■ **TASK BRIEF**: Leave out the pictures and return every entry exactly as it appears.

■ **DATA RECORDS**:
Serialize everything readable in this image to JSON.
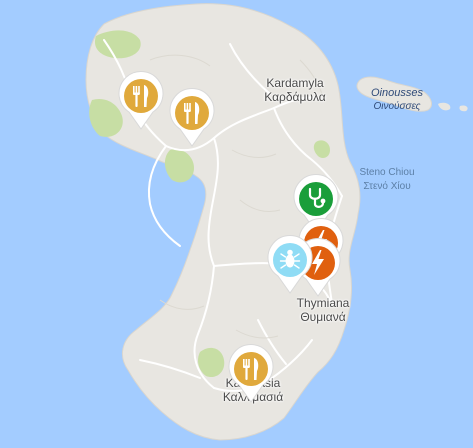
{
  "map": {
    "labels": {
      "kardamyla_latin": "Kardamyla",
      "kardamyla_greek": "Καρδάμυλα",
      "steno_latin": "Steno Chiou",
      "steno_greek": "Στενό Χίου",
      "oinousses_latin": "Oinousses",
      "oinousses_greek": "Οινούσσες",
      "thymiana_latin": "Thymiana",
      "thymiana_greek": "Θυμιανά",
      "kallimasia_latin": "Kallimasia",
      "kallimasia_greek": "Καλλιμασιά"
    },
    "markers": [
      {
        "type": "restaurant",
        "icon": "fork-knife-icon",
        "color": "#e0a93c"
      },
      {
        "type": "restaurant",
        "icon": "fork-knife-icon",
        "color": "#e0a93c"
      },
      {
        "type": "medical",
        "icon": "stethoscope-icon",
        "color": "#1a9e3a"
      },
      {
        "type": "electricity",
        "icon": "lightning-icon",
        "color": "#e0600f"
      },
      {
        "type": "electricity",
        "icon": "lightning-icon",
        "color": "#e0600f"
      },
      {
        "type": "pest-control",
        "icon": "bug-icon",
        "color": "#8fdcf5"
      },
      {
        "type": "restaurant",
        "icon": "fork-knife-icon",
        "color": "#e0a93c"
      }
    ],
    "colors": {
      "water": "#a3ccff",
      "land": "#e8e6e1",
      "park": "#c7dea4",
      "road": "#ffffff"
    }
  }
}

■ **EXPECTED ANSWER**:
Serialize everything readable in this image to JSON.
{
  "map": {
    "labels": {
      "kardamyla_latin": "Kardamyla",
      "kardamyla_greek": "Καρδάμυλα",
      "steno_latin": "Steno Chiou",
      "steno_greek": "Στενό Χίου",
      "oinousses_latin": "Oinousses",
      "oinousses_greek": "Οινούσσες",
      "thymiana_latin": "Thymiana",
      "thymiana_greek": "Θυμιανά",
      "kallimasia_latin": "Kallimasia",
      "kallimasia_greek": "Καλλιμασιά"
    },
    "markers": [
      {
        "type": "restaurant",
        "icon": "fork-knife-icon",
        "color": "#e0a93c"
      },
      {
        "type": "restaurant",
        "icon": "fork-knife-icon",
        "color": "#e0a93c"
      },
      {
        "type": "medical",
        "icon": "stethoscope-icon",
        "color": "#1a9e3a"
      },
      {
        "type": "electricity",
        "icon": "lightning-icon",
        "color": "#e0600f"
      },
      {
        "type": "electricity",
        "icon": "lightning-icon",
        "color": "#e0600f"
      },
      {
        "type": "pest-control",
        "icon": "bug-icon",
        "color": "#8fdcf5"
      },
      {
        "type": "restaurant",
        "icon": "fork-knife-icon",
        "color": "#e0a93c"
      }
    ],
    "colors": {
      "water": "#a3ccff",
      "land": "#e8e6e1",
      "park": "#c7dea4",
      "road": "#ffffff"
    }
  }
}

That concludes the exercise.